“It is still dark as though it’s 6 a.m., but it’s already 8, which is weird in itself,” said Kim Hart, 48, who lives in San Francisco’s Hayes Valley neighborhood.
Cars kept their headlights on as drivers crept through sepia-toned streets, and the city sent a text alert warning of “widespread haze” and “darker skies” throughout the area. On social media, people drew comparisons to end-of-days movies, and regional webcams that typically would show views from area peaks instead displayed glowing orange skies.
“It feels creepy. The air has a strange smell, although not a smell of wildfire as you would expect,” Hart said.
At about 11 a.m., the sky around San Francisco appeared to have gotten darker, and the sun still was not visible behind the smoke.
Large areas of California have burned for weeks as fires consumed 2.3 million acres, or 20 times what burned all of last year, Gov. Gavin Newsom said Tuesday. In Washington state, wildfires virtually wiped out an entire small town Tuesday. In Oregon, thousands of people were forced to evacuate their homes Wednesday after fires broke out across the state, The Oregonian reported.
Smoke-filled skies added to the fear and tension even for residents whose homes aren’t immediately threatened. Some said it looked like another planet; others like nuclear winter.

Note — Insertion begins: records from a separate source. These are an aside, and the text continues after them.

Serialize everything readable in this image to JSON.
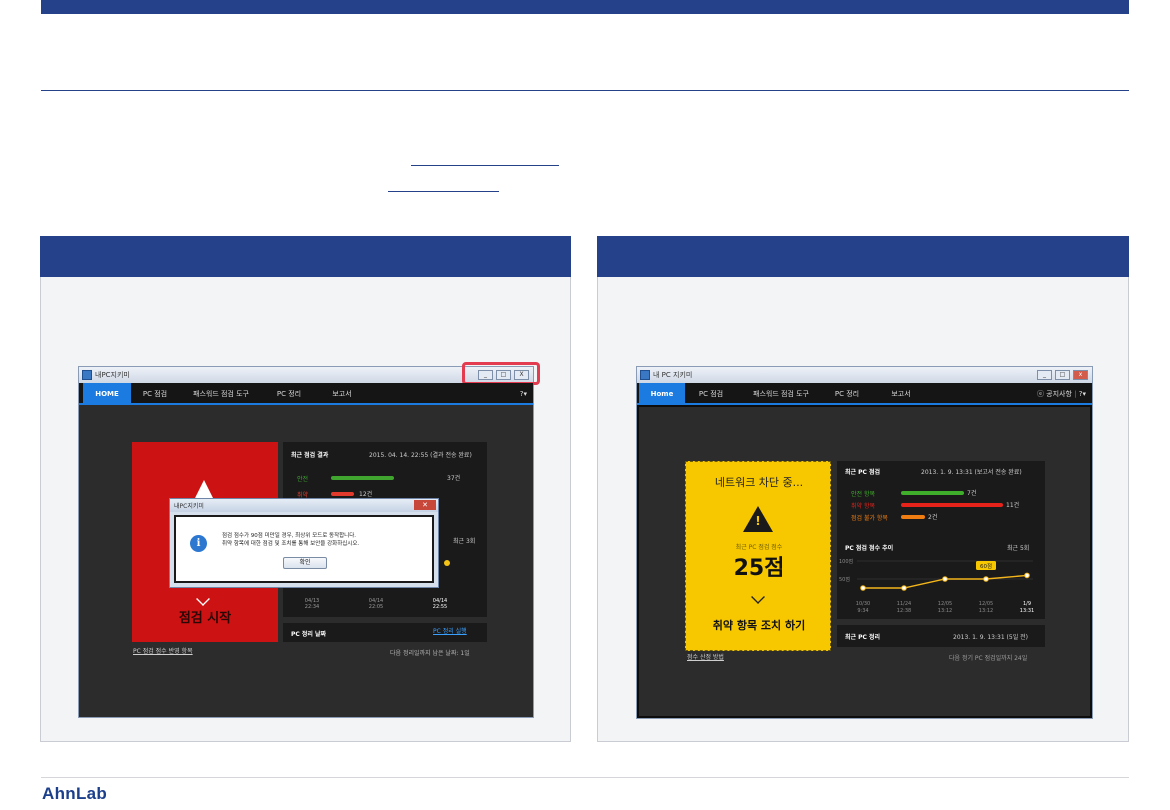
{
  "brand": {
    "logo": "AhnLab"
  },
  "left_app": {
    "window_title": "내PC지키미",
    "controls": {
      "minimize": "_",
      "maximize": "□",
      "close": "X"
    },
    "tabs": [
      "HOME",
      "PC 점검",
      "패스워드 점검 도구",
      "PC 정리",
      "보고서"
    ],
    "help": "?▾",
    "status_text": "점검 시작",
    "recent_check_title": "최근 점검 결과",
    "recent_check_time": "2015. 04. 14. 22:55 (결과 전송 완료)",
    "rows": [
      {
        "label": "안전",
        "count": "37건",
        "color": "#3fa52f",
        "fraction": 0.55
      },
      {
        "label": "취약",
        "count": "12건",
        "color": "#e23b2e",
        "fraction": 0.2
      }
    ],
    "trend_label": "최근 3회",
    "x_ticks": [
      {
        "date": "04/13",
        "time": "22:34"
      },
      {
        "date": "04/14",
        "time": "22:05"
      },
      {
        "date": "04/14",
        "time": "22:55"
      }
    ],
    "cleanup_title": "PC 정리 날짜",
    "cleanup_link": "PC 정리 실행",
    "left_link": "PC 점검 점수 반영 항목",
    "next_cleanup": "다음 정리일까지 남은 날짜: 1일",
    "dialog": {
      "title": "내PC지키미",
      "line1": "점검 점수가 90점 미만일 경우, 최상위 모드로 동작합니다.",
      "line2": "취약 항목에 대한 점검 및 조치를 통해 보안을 강화하십시오.",
      "ok": "확인"
    }
  },
  "right_app": {
    "window_title": "내 PC 지키미",
    "tabs": [
      "Home",
      "PC 점검",
      "패스워드 점검 도구",
      "PC 정리",
      "보고서"
    ],
    "notice": "공지사항",
    "help": "?▾",
    "network_status": "네트워크 차단 중...",
    "score_label": "최근 PC 점검 점수",
    "score": "25점",
    "action": "취약 항목 조치 하기",
    "recent_check_title": "최근 PC 점검",
    "recent_check_time": "2013. 1. 9. 13:31 (보고서 전송 완료)",
    "rows": [
      {
        "label": "안전 항목",
        "count": "7건",
        "color": "#3fae2a",
        "fraction": 0.42
      },
      {
        "label": "취약 항목",
        "count": "11건",
        "color": "#e5231b",
        "fraction": 0.68
      },
      {
        "label": "점검 불가 항목",
        "count": "2건",
        "color": "#f07d12",
        "fraction": 0.16
      }
    ],
    "trend_title": "PC 점검 점수 추이",
    "trend_range": "최근 5회",
    "y_labels": [
      "100점",
      "50점"
    ],
    "points": [
      {
        "date": "10/30",
        "time": "9:34",
        "score": 25
      },
      {
        "date": "11/24",
        "time": "12:38",
        "score": 25
      },
      {
        "date": "12/05",
        "time": "13:12",
        "score": 50
      },
      {
        "date": "12/05",
        "time": "13:12",
        "score": 50
      },
      {
        "date": "1/9",
        "time": "13:31",
        "score": 60
      }
    ],
    "highlight_point": "60점",
    "recent_cleanup_title": "최근 PC 정리",
    "recent_cleanup_time": "2013. 1. 9. 13:31 (5일 전)",
    "left_link": "점수 산정 방법",
    "next_check": "다음 정기 PC 점검일까지 24일"
  }
}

Much of the West Coast is choking on a thick veil of smoke as historic wildfires rage across the region. Images captured Wednesday from the National Oceanic and Atmospheric Administration’s GOES-17 satellite demonstrate just how widespread the smoke has become. The images, processed by the Cooperative Institute for Research in the Atmosphere at Colorado State University, show much of California and western Oregon shrouded in intense, billowing smoke.
“This morning I woke up at 7 a.m. and thought my alarm was wrong because it was so dark,” said Kelly Groth, who lives in San Francisco. “I didn’t smell smoke but had a feeling the fires were affecting the atmosphere. I pulled back my curtains to see the sky was dark orange, and it felt so apocalyptic. I’ve lived in the Bay Area my whole life and never seen anything like it.”
The National Weather Service warned that the situation could worsen throughout the day Wednesday as additional smoke particles fall from higher in the atmosphere.
“Suspended smoke will descend closer to the surface and could lead to darker skies and worsening air quality today. This is beyond the scope of our models so we rely on your reports!” the service’s Bay Area division tweeted.
Area air monitors reported moderate-quality air, but the weather service warned that those readings may be incomplete because they measure smaller particulates in the air. Some ash falling is too large for them to register, it said.
Long-time residents wondered whether the haze might become a regular part of living on the West Coast, as climate change adds to the potential ferocity of the annual wildfire season.
“I have never seen the sky in SF look like this in the nearly 20 years I’ve lived here,” Veronica Belmont of San Francisco wrote on Twitter. “Looks like a scene from Mars.”